**Problem statement:**
Give the count of lines in the records below that contain "JSON", and say nothing more.

□ □ □ □ □

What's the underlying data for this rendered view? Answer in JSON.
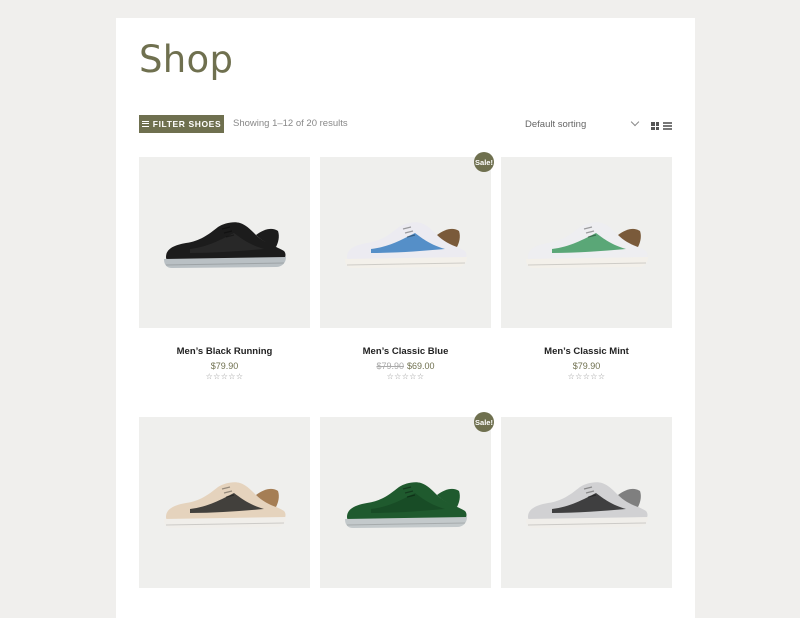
{
  "page": {
    "title": "Shop"
  },
  "toolbar": {
    "filter_label": "FILTER SHOES",
    "result_count": "Showing 1–12 of 20 results",
    "sort_selected": "Default sorting",
    "view_modes": [
      "grid-view-icon",
      "list-view-icon"
    ]
  },
  "products": [
    {
      "name": "Men’s Black Running",
      "price": "$79.90",
      "old_price": "",
      "sale": "",
      "rating": "☆☆☆☆☆",
      "shoe_colors": {
        "upper": "#1c1c1c",
        "accent": "#2a2a2a",
        "sole": "#b9c0c4",
        "heel": "#1c1c1c"
      }
    },
    {
      "name": "Men’s Classic Blue",
      "price": "$69.00",
      "old_price": "$79.90",
      "sale": "Sale!",
      "rating": "☆☆☆☆☆",
      "shoe_colors": {
        "upper": "#ecebf1",
        "accent": "#3b7fc1",
        "sole": "#f3f0ea",
        "heel": "#7a5a3a"
      }
    },
    {
      "name": "Men’s Classic Mint",
      "price": "$79.90",
      "old_price": "",
      "sale": "",
      "rating": "☆☆☆☆☆",
      "shoe_colors": {
        "upper": "#eeeef1",
        "accent": "#3f9a62",
        "sole": "#f3f0ea",
        "heel": "#7a5a3a"
      }
    },
    {
      "name": "",
      "price": "",
      "old_price": "",
      "sale": "",
      "rating": "",
      "shoe_colors": {
        "upper": "#e5d3bd",
        "accent": "#262626",
        "sole": "#f0eeea",
        "heel": "#a57e55"
      }
    },
    {
      "name": "",
      "price": "",
      "old_price": "",
      "sale": "Sale!",
      "rating": "",
      "shoe_colors": {
        "upper": "#1f5a2e",
        "accent": "#174a25",
        "sole": "#c3c9cb",
        "heel": "#1f5a2e"
      }
    },
    {
      "name": "",
      "price": "",
      "old_price": "",
      "sale": "",
      "rating": "",
      "shoe_colors": {
        "upper": "#d1d1d3",
        "accent": "#262626",
        "sole": "#f0eeea",
        "heel": "#7f7f7f"
      }
    }
  ],
  "colors": {
    "accent": "#6f704f",
    "background": "#f0efed",
    "card_bg": "#efefed"
  }
}
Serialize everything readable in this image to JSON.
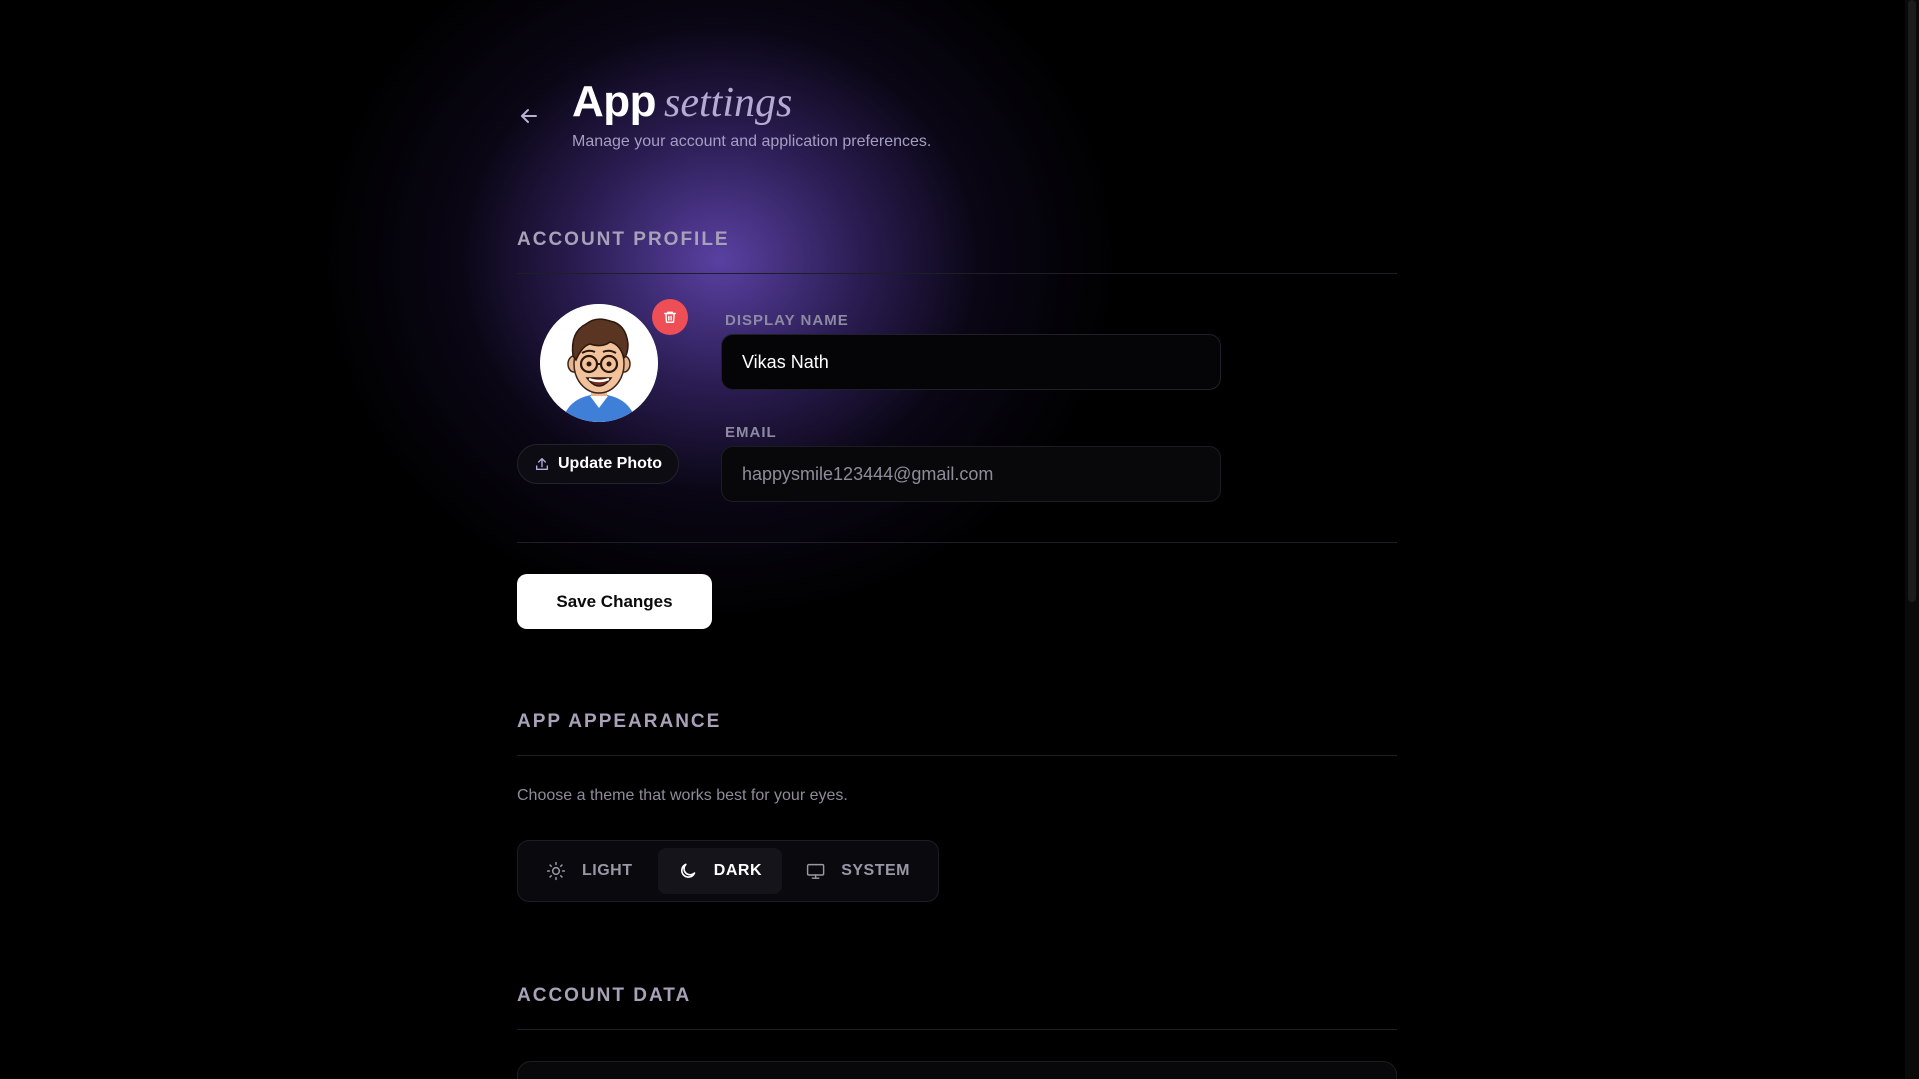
{
  "header": {
    "title_main": "App",
    "title_script": "settings",
    "subtitle": "Manage your account and application preferences."
  },
  "account_profile": {
    "section_title": "ACCOUNT PROFILE",
    "update_photo_label": "Update Photo",
    "display_name_label": "DISPLAY NAME",
    "display_name_value": "Vikas Nath",
    "email_label": "EMAIL",
    "email_value": "happysmile123444@gmail.com",
    "save_label": "Save Changes"
  },
  "appearance": {
    "section_title": "APP APPEARANCE",
    "description": "Choose a theme that works best for your eyes.",
    "options": [
      {
        "label": "LIGHT",
        "icon": "sun-icon"
      },
      {
        "label": "DARK",
        "icon": "moon-icon"
      },
      {
        "label": "SYSTEM",
        "icon": "monitor-icon"
      }
    ],
    "selected": "DARK"
  },
  "account_data": {
    "section_title": "ACCOUNT DATA"
  },
  "colors": {
    "background": "#000000",
    "glow": "#6a4fc4",
    "delete_badge": "#ee4e55",
    "primary_button": "#ffffff"
  }
}
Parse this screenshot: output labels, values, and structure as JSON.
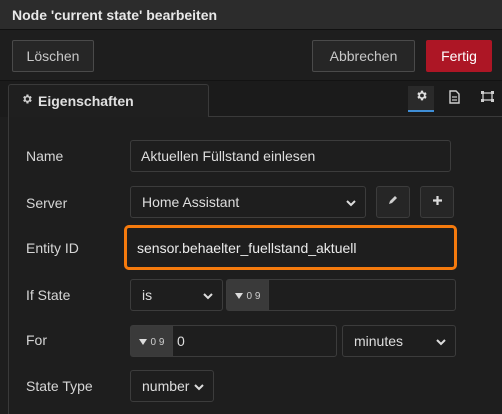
{
  "dialog": {
    "title": "Node 'current state' bearbeiten"
  },
  "toolbar": {
    "delete_label": "Löschen",
    "cancel_label": "Abbrechen",
    "done_label": "Fertig"
  },
  "tabs": {
    "properties_label": "Eigenschaften"
  },
  "icons": {
    "properties_tab": "gear-icon",
    "description_tab": "document-icon",
    "appearance_tab": "frame-icon",
    "edit_server": "pencil-icon",
    "add_server": "plus-icon",
    "dropdown": "chevron-down-icon",
    "numeric_type": "number-type-icon"
  },
  "colors": {
    "accent_red": "#ad1625",
    "highlight_orange": "#f57a0d",
    "active_tab_blue": "#3f8ed6"
  },
  "form": {
    "name": {
      "label": "Name",
      "value": "Aktuellen Füllstand einlesen"
    },
    "server": {
      "label": "Server",
      "value": "Home Assistant"
    },
    "entity_id": {
      "label": "Entity ID",
      "value": "sensor.behaelter_fuellstand_aktuell"
    },
    "if_state": {
      "label": "If State",
      "operator": "is",
      "type_glyph": "0 9",
      "value": ""
    },
    "for": {
      "label": "For",
      "type_glyph": "0 9",
      "value": "0",
      "unit": "minutes"
    },
    "state_type": {
      "label": "State Type",
      "value": "number"
    }
  }
}
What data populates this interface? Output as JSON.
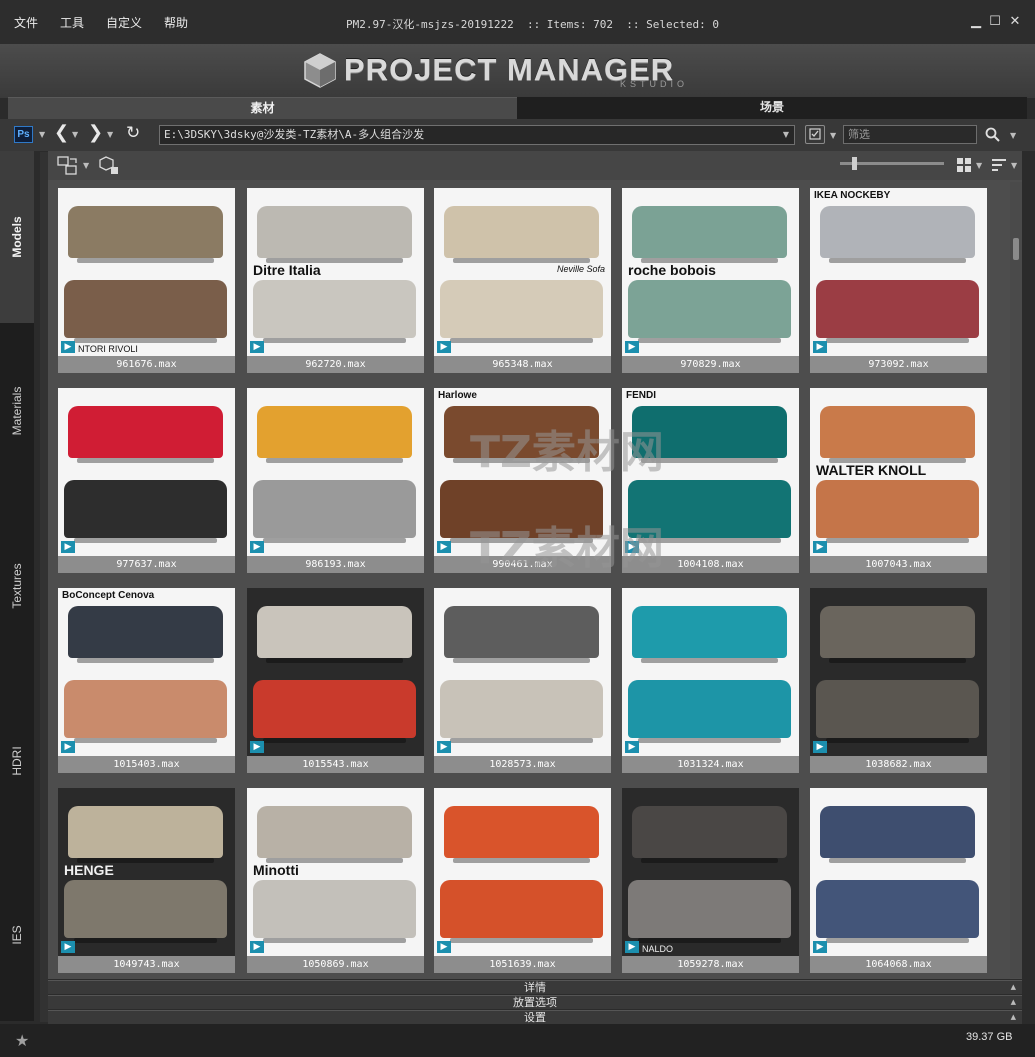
{
  "menu": [
    "文件",
    "工具",
    "自定义",
    "帮助"
  ],
  "window": {
    "title": "PM2.97-汉化-msjzs-20191222  :: Items: 702  :: Selected: 0",
    "minimize": "▁",
    "maximize": "☐",
    "close": "✕"
  },
  "logo": {
    "text": "PROJECT MANAGER",
    "subtext": "KSTUDIO"
  },
  "tabs": {
    "assets": "素材",
    "scene": "场景"
  },
  "toolbar": {
    "ps_label": "Ps",
    "path": "E:\\3DSKY\\3dsky@沙发类-TZ素材\\A-多人组合沙发",
    "filter_placeholder": "筛选"
  },
  "side_tabs": [
    "Models",
    "Materials",
    "Textures",
    "HDRI",
    "IES"
  ],
  "items": [
    {
      "name": "961676.max",
      "colors": [
        "#8b7b63",
        "#7a5e4a"
      ],
      "brand": "NTORI RIVOLI",
      "brand_pos": "bottom"
    },
    {
      "name": "962720.max",
      "colors": [
        "#bcb9b2",
        "#c9c6bf"
      ],
      "brand": "Ditre Italia",
      "brand_pos": "mid"
    },
    {
      "name": "965348.max",
      "colors": [
        "#cfc2aa",
        "#d5cbb8"
      ],
      "brand": "Neville Sofa",
      "brand_pos": "mid-right"
    },
    {
      "name": "970829.max",
      "colors": [
        "#7ba295",
        "#7ca396"
      ],
      "brand": "roche bobois",
      "brand_pos": "mid"
    },
    {
      "name": "973092.max",
      "colors": [
        "#b0b3b8",
        "#9b3d44"
      ],
      "brand": "IKEA NOCKEBY",
      "brand_pos": "top"
    },
    {
      "name": "977637.max",
      "colors": [
        "#d01d34",
        "#2d2d2d"
      ],
      "brand": "",
      "brand_pos": ""
    },
    {
      "name": "986193.max",
      "colors": [
        "#e3a12f",
        "#9a9a9a"
      ],
      "brand": "",
      "brand_pos": ""
    },
    {
      "name": "990461.max",
      "colors": [
        "#7a4a2e",
        "#6f4128"
      ],
      "brand": "Harlowe",
      "brand_pos": "top"
    },
    {
      "name": "1004108.max",
      "colors": [
        "#0f6e6e",
        "#127474"
      ],
      "brand": "FENDI",
      "brand_pos": "top"
    },
    {
      "name": "1007043.max",
      "colors": [
        "#c97a4a",
        "#c57549"
      ],
      "brand": "WALTER KNOLL",
      "brand_pos": "mid"
    },
    {
      "name": "1015403.max",
      "colors": [
        "#343b46",
        "#c98b6c"
      ],
      "brand": "BoConcept Cenova",
      "brand_pos": "top"
    },
    {
      "name": "1015543.max",
      "colors": [
        "#c9c4bb",
        "#c93a2c"
      ],
      "brand": "",
      "brand_pos": ""
    },
    {
      "name": "1028573.max",
      "colors": [
        "#5d5d5d",
        "#c8c2b8"
      ],
      "brand": "",
      "brand_pos": ""
    },
    {
      "name": "1031324.max",
      "colors": [
        "#1e9bab",
        "#1d95a7"
      ],
      "brand": "",
      "brand_pos": ""
    },
    {
      "name": "1038682.max",
      "colors": [
        "#6a655d",
        "#5a5650"
      ],
      "brand": "",
      "brand_pos": ""
    },
    {
      "name": "1049743.max",
      "colors": [
        "#bdb29b",
        "#7e786c"
      ],
      "brand": "HENGE",
      "brand_pos": "mid"
    },
    {
      "name": "1050869.max",
      "colors": [
        "#b8b1a6",
        "#c3c0ba"
      ],
      "brand": "Minotti",
      "brand_pos": "mid"
    },
    {
      "name": "1051639.max",
      "colors": [
        "#d9542b",
        "#d5512a"
      ],
      "brand": "",
      "brand_pos": ""
    },
    {
      "name": "1059278.max",
      "colors": [
        "#4a4745",
        "#7d7a78"
      ],
      "brand": "NALDO",
      "brand_pos": "bottom"
    },
    {
      "name": "1064068.max",
      "colors": [
        "#3e4e6f",
        "#435579"
      ],
      "brand": "",
      "brand_pos": ""
    }
  ],
  "dark_thumbs": [
    "1015543.max",
    "1038682.max",
    "1049743.max",
    "1059278.max"
  ],
  "rollouts": [
    "详情",
    "放置选项",
    "设置"
  ],
  "status": {
    "disk": "39.37 GB"
  },
  "watermark": {
    "line1": "TZ素材网",
    "line2": "TZ素材网"
  },
  "accent": "#1c8fae"
}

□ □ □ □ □

**Task output:**
4